■ Data for processing
##########
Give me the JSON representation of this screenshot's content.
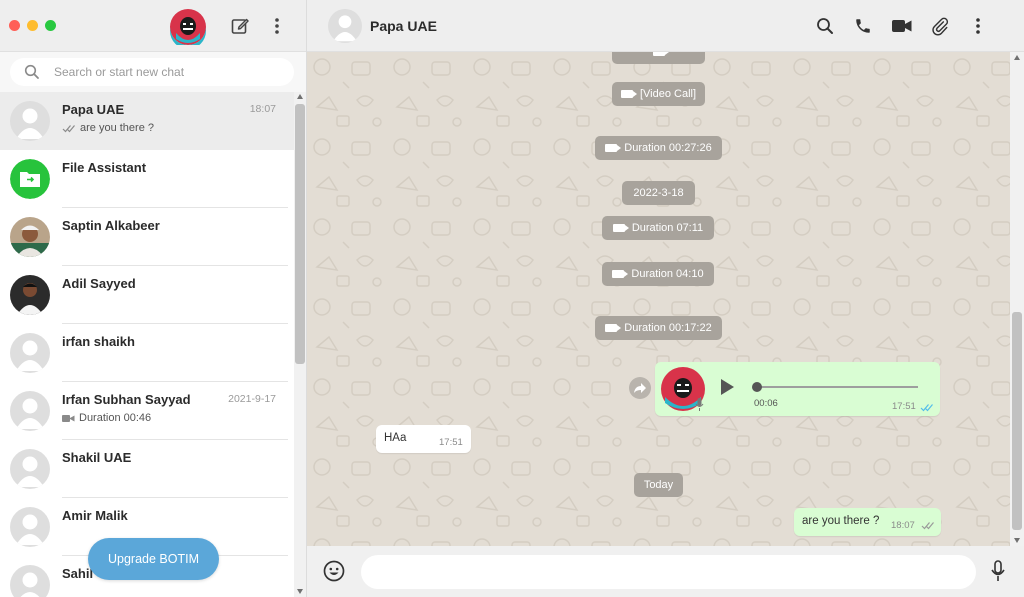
{
  "sidebar": {
    "search": {
      "placeholder": "Search or start new chat"
    },
    "chats": [
      {
        "name": "Papa UAE",
        "time": "18:07",
        "preview": "are you there ?",
        "preview_icon": "double-check-icon",
        "avatar": "default-person",
        "active": true
      },
      {
        "name": "File Assistant",
        "time": "",
        "preview": "",
        "avatar": "file-assistant-green"
      },
      {
        "name": "Saptin Alkabeer",
        "time": "",
        "preview": "",
        "avatar": "photo"
      },
      {
        "name": "Adil Sayyed",
        "time": "",
        "preview": "",
        "avatar": "photo"
      },
      {
        "name": "irfan shaikh",
        "time": "",
        "preview": "",
        "avatar": "default-person"
      },
      {
        "name": "Irfan Subhan Sayyad",
        "time": "2021-9-17",
        "preview": "Duration 00:46",
        "preview_icon": "video-camera-icon",
        "avatar": "default-person"
      },
      {
        "name": "Shakil UAE",
        "time": "",
        "preview": "",
        "avatar": "default-person"
      },
      {
        "name": "Amir Malik",
        "time": "",
        "preview": "",
        "avatar": "default-person"
      },
      {
        "name": "Sahil",
        "time": "",
        "preview": "",
        "avatar": "default-person"
      }
    ],
    "upgrade_label": "Upgrade BOTIM"
  },
  "conversation": {
    "contact_name": "Papa UAE",
    "messages": {
      "sys_video_call": "[Video Call]",
      "sys_dur_1": "Duration 00:27:26",
      "sys_date": "2022-3-18",
      "sys_dur_2": "Duration 07:11",
      "sys_dur_3": "Duration 04:10",
      "sys_dur_4": "Duration 00:17:22",
      "voice_duration": "00:06",
      "voice_time": "17:51",
      "in_text": "HAa",
      "in_time": "17:51",
      "sys_today": "Today",
      "out_text": "are you there ?",
      "out_time": "18:07"
    },
    "input_placeholder": ""
  },
  "colors": {
    "chat_background": "#e3ddd4",
    "outgoing_bubble": "#d9fdd3",
    "system_pill": "#a8a39c",
    "upgrade_button": "#5ba7d9",
    "check_blue": "#53bdeb",
    "file_assistant_green": "#27c33c"
  }
}
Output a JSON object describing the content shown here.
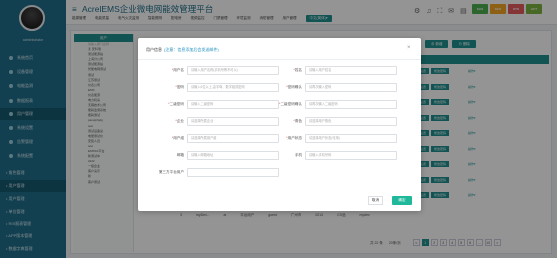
{
  "app": {
    "title": "AcrelEMS企业微电网能效管理平台",
    "user_name": "administrator",
    "menu_icon": "menu-icon",
    "tool_icons": "⚙ ♫ ⛶ ✉ ▤ ⏻",
    "language_dropdown": "中文(简体)▾"
  },
  "top_nav": [
    "能源管理",
    "电能质量",
    "电气火灾监测",
    "智能照明",
    "配电房",
    "视频监控",
    "门禁管理",
    "环境监测",
    "消防管理",
    "用户管理"
  ],
  "brand_badges": [
    {
      "label": "SAS",
      "color": "#4caf50"
    },
    {
      "label": "SCS",
      "color": "#f5a623"
    },
    {
      "label": "SYS",
      "color": "#e65c5c"
    },
    {
      "label": "ACT",
      "color": "#7cb342"
    }
  ],
  "sidebar": {
    "items": [
      {
        "label": "系统首页"
      },
      {
        "label": "设备管理"
      },
      {
        "label": "电能监测"
      },
      {
        "label": "数据报表"
      },
      {
        "label": "用户管理",
        "active": true
      },
      {
        "label": "系统设置"
      },
      {
        "label": "告警管理"
      },
      {
        "label": "系统配置"
      },
      {
        "label": "• 角色管理"
      },
      {
        "label": "• 用户管理",
        "active": true
      },
      {
        "label": "• 用户管理"
      },
      {
        "label": "• 单位管理"
      },
      {
        "label": "• RIS报表管理"
      },
      {
        "label": "• APP版本管理"
      },
      {
        "label": "• 数据字典管理"
      }
    ]
  },
  "main": {
    "tree_title": "用户",
    "tree_search": "请输入部门名称",
    "tree_nodes": [
      "▣ 安科瑞",
      "测试能源站",
      "上海分公司",
      "测试能源站",
      "智能电网测试",
      "测试",
      "江苏测试",
      "仪表公司",
      "EMS",
      "仪表能源",
      "电力机房",
      "无锡技术公司",
      "能耗监测系统",
      "能耗测试",
      "panelpfpdg",
      "test",
      "测试设备总",
      "电量测试仪",
      "安装人员",
      "test",
      "EMSSX平台",
      "新测试中",
      "2222",
      "一级企业",
      "客户演示",
      "新",
      "客户测试"
    ],
    "buttons": [
      "⊕ 新增",
      "⊖ 删除"
    ],
    "row_ops": [
      [
        "启用设置",
        "修改密码",
        "操作▾"
      ],
      [
        "启用设置",
        "修改密码",
        "操作▾"
      ],
      [
        "启用设置",
        "修改密码",
        "操作▾"
      ],
      [
        "启用设置",
        "修改密码",
        "操作▾"
      ],
      [
        "启用设置",
        "修改密码",
        "操作▾"
      ],
      [
        "启用设置",
        "修改密码",
        "操作▾"
      ],
      [
        "启用设置",
        "修改密码",
        "操作▾"
      ],
      [
        "启用设置",
        "修改密码",
        "操作▾"
      ],
      [
        "启用设置",
        "修改密码",
        "操作▾"
      ]
    ],
    "bottom_row": [
      "3",
      "myDev...",
      "ai",
      "平台用户",
      "guest",
      "广州市",
      "0213",
      "CS品",
      "mydev"
    ],
    "pager": {
      "total": "共 22 条",
      "page_size": "20条/页",
      "pages": [
        "<",
        "1",
        "2",
        "3",
        "4",
        "5",
        "6",
        "...",
        "10",
        ">"
      ],
      "current": "1"
    }
  },
  "dialog": {
    "title": "用户信息",
    "hint": "(注意：信息添加后会发送邮件)",
    "close_icon": "×",
    "fields": [
      {
        "label": "用户名",
        "required": true,
        "placeholder": "请输入用户名称(手机号等不可以)"
      },
      {
        "label": "姓名",
        "required": true,
        "placeholder": "请输入用户姓名"
      },
      {
        "label": "密码",
        "required": true,
        "placeholder": "请输入6位以上,由字母、数字组成密码"
      },
      {
        "label": "密码确认",
        "required": true,
        "placeholder": "请再次输入密码"
      },
      {
        "label": "二级密码",
        "required": true,
        "placeholder": "请输入二级密码"
      },
      {
        "label": "二级密码确认",
        "required": true,
        "placeholder": "请再次输入二级密码"
      },
      {
        "label": "企业",
        "required": true,
        "placeholder": "请选择所属企业"
      },
      {
        "label": "角色",
        "required": true,
        "placeholder": "请选择用户角色"
      },
      {
        "label": "用户组",
        "required": true,
        "placeholder": "请选择所属用户组"
      },
      {
        "label": "用户状态",
        "required": true,
        "placeholder": "请选择用户状态(可用)"
      },
      {
        "label": "邮箱",
        "required": false,
        "placeholder": "请输入邮箱地址"
      },
      {
        "label": "手机",
        "required": false,
        "placeholder": "请输入手机号码"
      },
      {
        "label": "第三方平台用户",
        "required": false,
        "placeholder": ""
      }
    ],
    "cancel_label": "取消",
    "ok_label": "确定"
  }
}
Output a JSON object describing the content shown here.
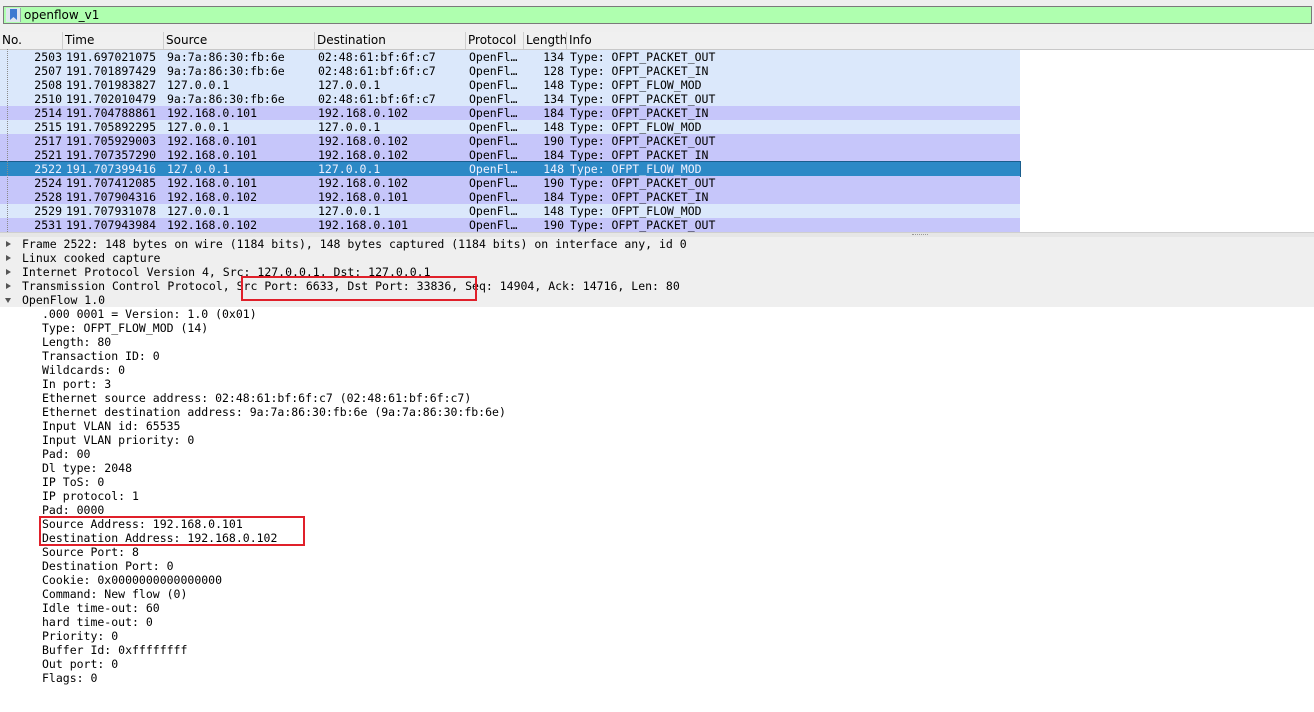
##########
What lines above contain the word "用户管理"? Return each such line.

■ Output of the exercise
    "用户管理"
        "label": "用户管理",
        "label": "• 用户管理",
        "label": "• 用户管理"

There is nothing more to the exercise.